- [Directions for this task]:
Please return each of the entries exactly, minus their pictures.

- [Excerpted data]:

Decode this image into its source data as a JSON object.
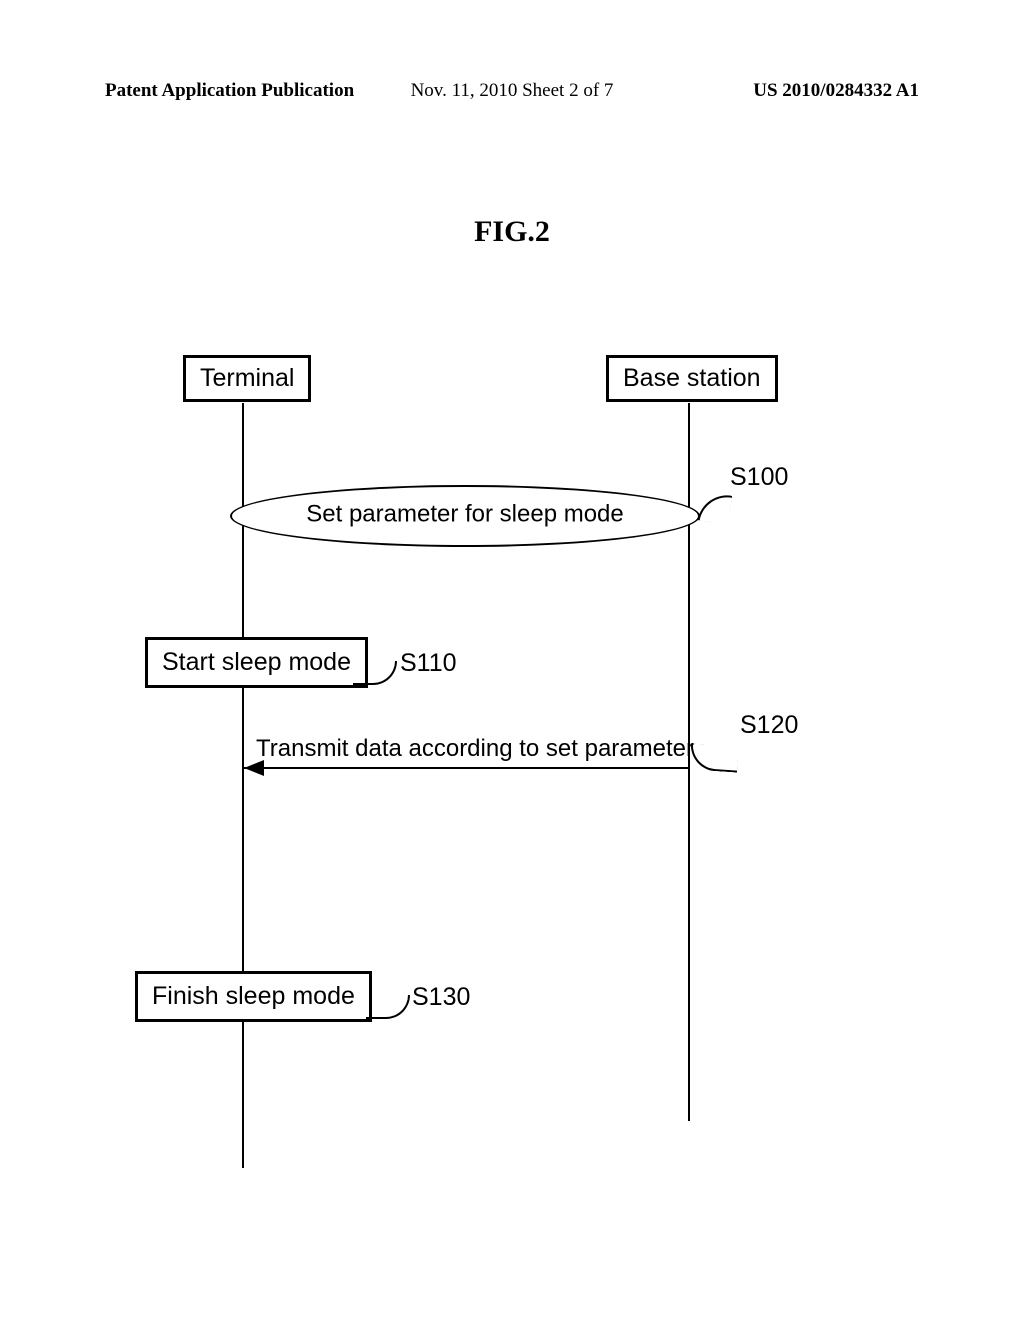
{
  "header": {
    "left": "Patent Application Publication",
    "center": "Nov. 11, 2010  Sheet 2 of 7",
    "right": "US 2010/0284332 A1"
  },
  "figure": {
    "title": "FIG.2"
  },
  "diagram": {
    "participants": {
      "terminal": "Terminal",
      "base_station": "Base station"
    },
    "steps": {
      "s100": {
        "text": "Set parameter for sleep mode",
        "label": "S100"
      },
      "s110": {
        "text": "Start sleep mode",
        "label": "S110"
      },
      "s120": {
        "text": "Transmit data according to set parameter",
        "label": "S120"
      },
      "s130": {
        "text": "Finish sleep mode",
        "label": "S130"
      }
    }
  }
}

- [Your response]:
Decode this image into its source data as a JSON object.
{
  "header": {
    "left": "Patent Application Publication",
    "center": "Nov. 11, 2010  Sheet 2 of 7",
    "right": "US 2010/0284332 A1"
  },
  "figure": {
    "title": "FIG.2"
  },
  "diagram": {
    "participants": {
      "terminal": "Terminal",
      "base_station": "Base station"
    },
    "steps": {
      "s100": {
        "text": "Set parameter for sleep mode",
        "label": "S100"
      },
      "s110": {
        "text": "Start sleep mode",
        "label": "S110"
      },
      "s120": {
        "text": "Transmit data according to set parameter",
        "label": "S120"
      },
      "s130": {
        "text": "Finish sleep mode",
        "label": "S130"
      }
    }
  }
}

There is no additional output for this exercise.